By ANYA MARTIN April 13, 2016 9:03 a.m. ET

When wealthy homeowners renovate, they typically pay with cash or a home-equity loan or line of credit. And they’re less likely to consider whether upgrades will pay for themselves when it comes time to sell.

A homeowner in Newport, R.I., is restoring Belcourt Mansion, which will be used as an event space. Above, the great room. PHOTO: JULIE BIDWELL FOR THE WALL STREET JOURNAL

Homeowners are getting the itch to renovate, adding things like a new master suite or finishing a large basement.

Annual spending for home improvements is predicted to grow to 7.6% from 4.3% from the first to the third quarter of 2016, the highest amount since 2006, according to the Harvard Joint Center for Housing Studies.

About 62% of Americans are planning some sort of renovation this year, up almost 9% from 2015, according to a survey of 1,258 homeowners released in March by LightStream, the online lending division of SunTrust Bank.

Jumbo-mortgage holders typically pay for upgrades in cash or with a home-equity loan or line of credit. And unlike the average homeowner, wealthy borrowers are less likely to consider whether improvements will pay for themselves when it comes time to sell, says Judy Mozen, president of the National Association of the Remodeling Industry and owner of Atlanta-based Handcrafted Homes.

In New York’s Hamptons, a $2 million renovation on an $18 million home is simply routine, says Jason Fisher, principal of Melville, N.Y.-based Fisher Real Property Advisors LLC, which specializes in luxury-home appraisals. “You buy something in the eight figures and put in these exotic and personalized features because you want them,” he adds.

Wealthy people not only can afford to renovate but expect to, saysDiane Saatchi, associate broker for Bridgehampton, N.Y.-based Saunders & Associates, a real-estate firm. “You buy a $25 million house and you put in a new gym for $800,000 because you’re tired of the old gym in the basement and you want an outside gym,” Ms. Saatchi says.
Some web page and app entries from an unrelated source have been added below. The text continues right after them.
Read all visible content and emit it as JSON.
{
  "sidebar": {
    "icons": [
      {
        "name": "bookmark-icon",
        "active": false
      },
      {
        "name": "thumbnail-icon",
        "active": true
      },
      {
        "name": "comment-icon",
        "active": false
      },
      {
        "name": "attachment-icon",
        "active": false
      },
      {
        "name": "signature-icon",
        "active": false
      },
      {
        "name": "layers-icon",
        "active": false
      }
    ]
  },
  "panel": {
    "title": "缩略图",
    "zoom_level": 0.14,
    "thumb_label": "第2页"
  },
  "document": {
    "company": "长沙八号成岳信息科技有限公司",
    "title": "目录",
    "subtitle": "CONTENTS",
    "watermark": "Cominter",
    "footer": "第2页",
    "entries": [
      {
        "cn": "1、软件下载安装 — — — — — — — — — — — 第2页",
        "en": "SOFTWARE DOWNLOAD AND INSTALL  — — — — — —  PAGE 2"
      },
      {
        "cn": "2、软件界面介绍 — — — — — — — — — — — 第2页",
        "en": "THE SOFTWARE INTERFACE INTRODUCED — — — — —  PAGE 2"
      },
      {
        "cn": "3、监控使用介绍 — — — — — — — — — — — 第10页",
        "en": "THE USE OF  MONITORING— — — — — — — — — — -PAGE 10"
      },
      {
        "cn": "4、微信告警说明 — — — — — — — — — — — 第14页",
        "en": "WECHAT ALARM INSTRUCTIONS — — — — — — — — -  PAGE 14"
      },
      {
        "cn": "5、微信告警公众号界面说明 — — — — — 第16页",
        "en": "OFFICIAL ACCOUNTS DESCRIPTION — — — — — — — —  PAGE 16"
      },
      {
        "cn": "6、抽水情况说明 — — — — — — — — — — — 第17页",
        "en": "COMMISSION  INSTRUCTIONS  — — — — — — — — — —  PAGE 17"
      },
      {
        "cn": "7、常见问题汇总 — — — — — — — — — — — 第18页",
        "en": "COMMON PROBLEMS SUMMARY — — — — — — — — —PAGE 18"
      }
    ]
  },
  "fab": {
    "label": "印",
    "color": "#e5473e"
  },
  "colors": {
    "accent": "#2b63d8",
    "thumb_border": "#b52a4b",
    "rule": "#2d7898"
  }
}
Middle-class homeowners tend to place more emphasis on materials and finishes than affluent homeowners, who believe the next buyers will redo the home to their personal tastes, says Svenja Gudell, chief economist for home listing site Zillow.com. High-end homes get top dollar because they’re located in an exclusive area or have a great view—not necessarily because they have been renovated, she adds.

Mr. Fisher says he ignores most improvements when appraising Hamptons homes because the next owner can afford to redo them. Land value accounts for as much as 50% of the home value, he adds.

About 62% of homeowners planning renovations this year will dip into savings, according to the LightStream survey. The use of cash increases as the price goes up, and sometimes coincides with a windfall such as, for example, a work bonus, exercise of stock options, or a sale of business or other property, says Mike Chadwick, president of Unionville, Conn.-based Chadwick Financial.

However, with sustained low mortgage interest rates, even the rich sometimes may choose to refinance or get a home-equity line of credit or loan to avoid cashing out stocks, which may be appreciating at a higher rate. A sale would also trigger capital-gains taxes, he adds.

Here are some more considerations when financing a luxury renovation:

  • Higher deductions. Homeowners who refinance their loans or get home-equity loans can generally deduct up to $1.1 million in mortgage interest without limitations when the money is used for home improvements. A tax professional can give more details on what qualifies as a deduction.
  • Unsecured loan. Long-term credit-card rates tend to be substantially higher than home-equity loans and lines of credit, but some lenders offer other types of loans not secured to the real estate with qualification based only on income, assets and credit history. For example, SunTrust’s LightStream division has loans with two- to seven-year terms and rates starting at 3.99% and no origination fees, says Todd Nelson, business development manager. On the downside: no tax deduction.
  • Pay as you go. Homeowners typically don’t need all the money at once, but high-end contractors will require periodic payments to cover ongoing work, Ms. Mozen says. Handcrafted Homes clients pay once every two weeks, and some amounts can be substantial. Depending on the materials and labor costs for that time period, one payment could be $25,000 and the next $100,000, she adds.

From http://www.wsj.com/articles/how-the-rich-renovate-1460552612